Destination: BOTSWANA
Purpose: CODEL TO INVESTIGATE DIAMOND INDUSTRY AND MANPOWER. REQUIRE AGOA IMPLEMENTATION, AND ANTI-AIDS INITIATIVES IN BOTSWANA
Date: Apr 6, 2001 (7 days)
Expense: $9,560.68
source

Traveler: William Jefferson (from the office of William Jefferson)
Destination: BOTSWANA (GABARARE, CHOBE)
Purpose: CODEL INVESTIGATING AGOA IMPLEMENTATION; ANTI-AIDS INITIATIVES AND DIAMOND INDUSTRY IN BOTSWANA
Date: Apr 6, 2001 (9 days)
Expense: $20,753.33
source

Traveler: Donald Payne (from the office of Donald Payne)
Destination:
Purpose: CONGRESSIONAL FACT FINDING
Date: Apr 7, 2001 (6 days)
Expense: $10,851.17
source

Traveler: Dollie Burwell (from the office of Eva Clayton)
Destination:
Purpose: CONGRESSIONAL FACT FINDING TRIP
Date: Apr 9, 2001 (3 days)
Expense: $10,874.69
source

Traveler: Eva Clayton (from the office of Eva Clayton)
Destination: BOTSWANA
Purpose: CONGRESSIONAL FACT FINDING TRIP
Date: Apr 9, 2001 (3 days)
Expense: $22,174.18
source

Traveler: Erin Decuir (from the office of William Thornberry)
Destination: GABORONE, BOTSWANA
Purpose: FACT FINDING ON ECONOMIC SUCCESS OF BOTSWANA
Date: Mar 22, 2002 (8 days)
Expense: $5,062.01
source

Traveler: Matthew Reynolds (from the office of David Dreier)
Destination: GABORONE, BOTSWANA
Purpose: CONGRESSIONAL FACT-FINDING TRIP (FOREIGN AID, TRADE, BICAMERAL RELATIONS)
Date: Mar 23, 2002 (10 days)
Expense: $4,933.00
source

Traveler: Julie Philp (from the office of Ileana Ros-Lehtinen)
Destination: GABORONE, BOTSWANA
Purpose: CONGRESSIONAL FACT-FINDING MISSION
Date: Mar 25, 2002 (5 days)
Expense: $5,062.01
source



American RadioWorks | Hearing is Seeing
Students in Kentucky taking a Common Core math test. (Photo: Emily Hanford)

Greater Expectations

The United States is in the midst of a huge education reform. The Common Core State Standards are a new set of expectations for what students should learn each year in school. The standards have been adopted by most states, though there's plenty of controversy about them among activists and politicians. Most teachers, however, actually like the standards. This American RadioWorks documentary takes listeners into classrooms to explore how the standards are changing teaching and learning. Teachers say Common Core has the potential to help kids who are behind, as well as those who are ahead. But many teachers have big concerns about the Common Core tests. The new, tougher tests are meant to let the nation know how kids are really doing in school -- but bad scores could get teachers and principals fired.

Recent Posts

  • 08.29.14

    Greater Expectations transcript
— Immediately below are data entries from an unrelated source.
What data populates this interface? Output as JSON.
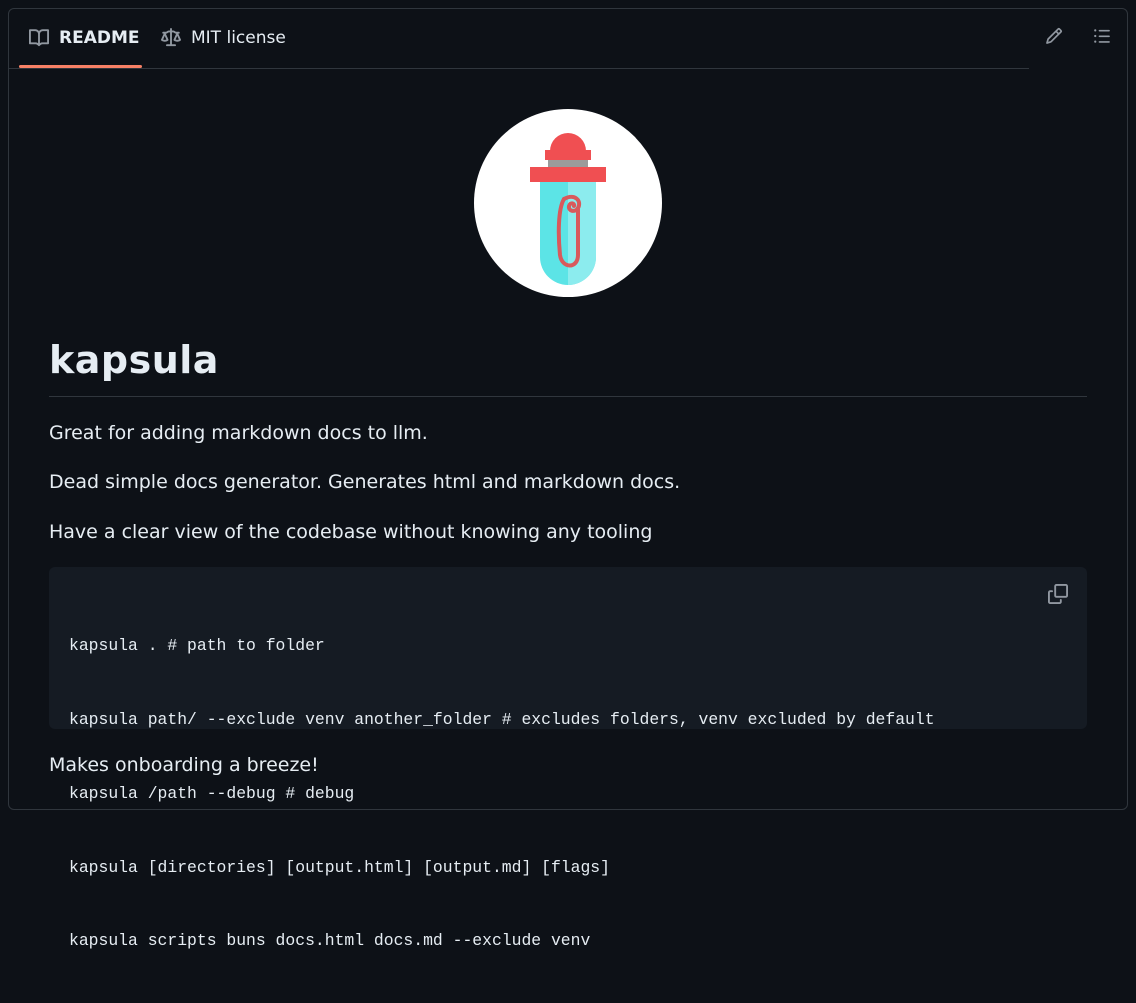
{
  "tabs": [
    {
      "label": "README",
      "icon": "book-icon",
      "active": true
    },
    {
      "label": "MIT license",
      "icon": "scale-icon",
      "active": false
    }
  ],
  "actions": {
    "edit_icon": "pencil-icon",
    "outline_icon": "list-icon"
  },
  "readme": {
    "logo_icon": "kapsula-dropper-logo",
    "title": "kapsula",
    "paragraphs": [
      "Great for adding markdown docs to llm.",
      "Dead simple docs generator. Generates html and markdown docs.",
      "Have a clear view of the codebase without knowing any tooling"
    ],
    "code_lines": [
      "kapsula . # path to folder",
      "kapsula path/ --exclude venv another_folder # excludes folders, venv excluded by default",
      "kapsula /path --debug # debug",
      "kapsula [directories] [output.html] [output.md] [flags]",
      "kapsula scripts buns docs.html docs.md --exclude venv"
    ],
    "copy_icon": "copy-icon",
    "closing": "Makes onboarding a breeze!"
  },
  "colors": {
    "background": "#0d1117",
    "border": "#30363d",
    "active_tab_underline": "#f78166",
    "code_background": "#151b23",
    "text": "#e6edf3",
    "muted_icon": "#9198a1"
  }
}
  • 08.28.14

    A teacher loses faith in the Common Core

    New York teacher Kevin Glynn was once a big fan of the Common Core, but he says the standardized testing that's come along with it is reducing students to test scores and narrowing what gets taught in schools.
  • 08.28.14

    Are you smarter than a Common Core student? Try a Common Core test

    New Common Core tests are supposed to measure students' ability to think critically, analyze information, and cite evidence as well as test their conceptual understanding of mathematics and their ability to apply math to the real world. See how you'd do on a Common Core test.
  • 08.28.14

    Questioning the Common Core tests

    In the United States, education standards come with tests. Most students haven't been tested on the Common Core yet. But in one state where they have, the controversy is so intense that it's threatening to bring down the Common Core altogether.